[MATERIAL FOR THIS EXERCISE]

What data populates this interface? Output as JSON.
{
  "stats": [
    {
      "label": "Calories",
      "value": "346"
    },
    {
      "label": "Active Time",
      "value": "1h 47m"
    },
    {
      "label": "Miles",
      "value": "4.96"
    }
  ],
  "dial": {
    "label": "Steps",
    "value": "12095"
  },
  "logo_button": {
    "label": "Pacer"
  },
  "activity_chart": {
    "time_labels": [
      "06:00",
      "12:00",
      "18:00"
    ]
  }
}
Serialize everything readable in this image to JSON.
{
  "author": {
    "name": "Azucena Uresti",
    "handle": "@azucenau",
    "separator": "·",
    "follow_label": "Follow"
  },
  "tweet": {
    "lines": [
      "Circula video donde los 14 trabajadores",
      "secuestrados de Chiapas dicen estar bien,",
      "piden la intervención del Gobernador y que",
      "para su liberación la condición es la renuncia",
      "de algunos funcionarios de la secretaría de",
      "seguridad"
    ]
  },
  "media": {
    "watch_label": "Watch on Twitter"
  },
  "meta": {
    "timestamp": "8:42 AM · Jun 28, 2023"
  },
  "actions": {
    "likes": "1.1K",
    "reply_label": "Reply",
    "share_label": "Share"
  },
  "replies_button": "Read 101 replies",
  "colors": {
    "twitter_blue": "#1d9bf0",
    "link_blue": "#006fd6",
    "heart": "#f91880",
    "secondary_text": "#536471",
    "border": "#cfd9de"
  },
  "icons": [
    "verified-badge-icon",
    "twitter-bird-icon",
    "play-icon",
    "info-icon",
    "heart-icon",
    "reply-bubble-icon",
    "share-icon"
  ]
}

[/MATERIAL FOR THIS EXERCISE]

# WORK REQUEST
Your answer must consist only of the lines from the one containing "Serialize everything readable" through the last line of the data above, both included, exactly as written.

# THE ANSWER
Serialize everything readable in this image to JSON.
{
  "author": {
    "name": "Azucena Uresti",
    "handle": "@azucenau",
    "separator": "·",
    "follow_label": "Follow"
  },
  "tweet": {
    "lines": [
      "Circula video donde los 14 trabajadores",
      "secuestrados de Chiapas dicen estar bien,",
      "piden la intervención del Gobernador y que",
      "para su liberación la condición es la renuncia",
      "de algunos funcionarios de la secretaría de",
      "seguridad"
    ]
  },
  "media": {
    "watch_label": "Watch on Twitter"
  },
  "meta": {
    "timestamp": "8:42 AM · Jun 28, 2023"
  },
  "actions": {
    "likes": "1.1K",
    "reply_label": "Reply",
    "share_label": "Share"
  },
  "replies_button": "Read 101 replies",
  "colors": {
    "twitter_blue": "#1d9bf0",
    "link_blue": "#006fd6",
    "heart": "#f91880",
    "secondary_text": "#536471",
    "border": "#cfd9de"
  },
  "icons": [
    "verified-badge-icon",
    "twitter-bird-icon",
    "play-icon",
    "info-icon",
    "heart-icon",
    "reply-bubble-icon",
    "share-icon"
  ]
}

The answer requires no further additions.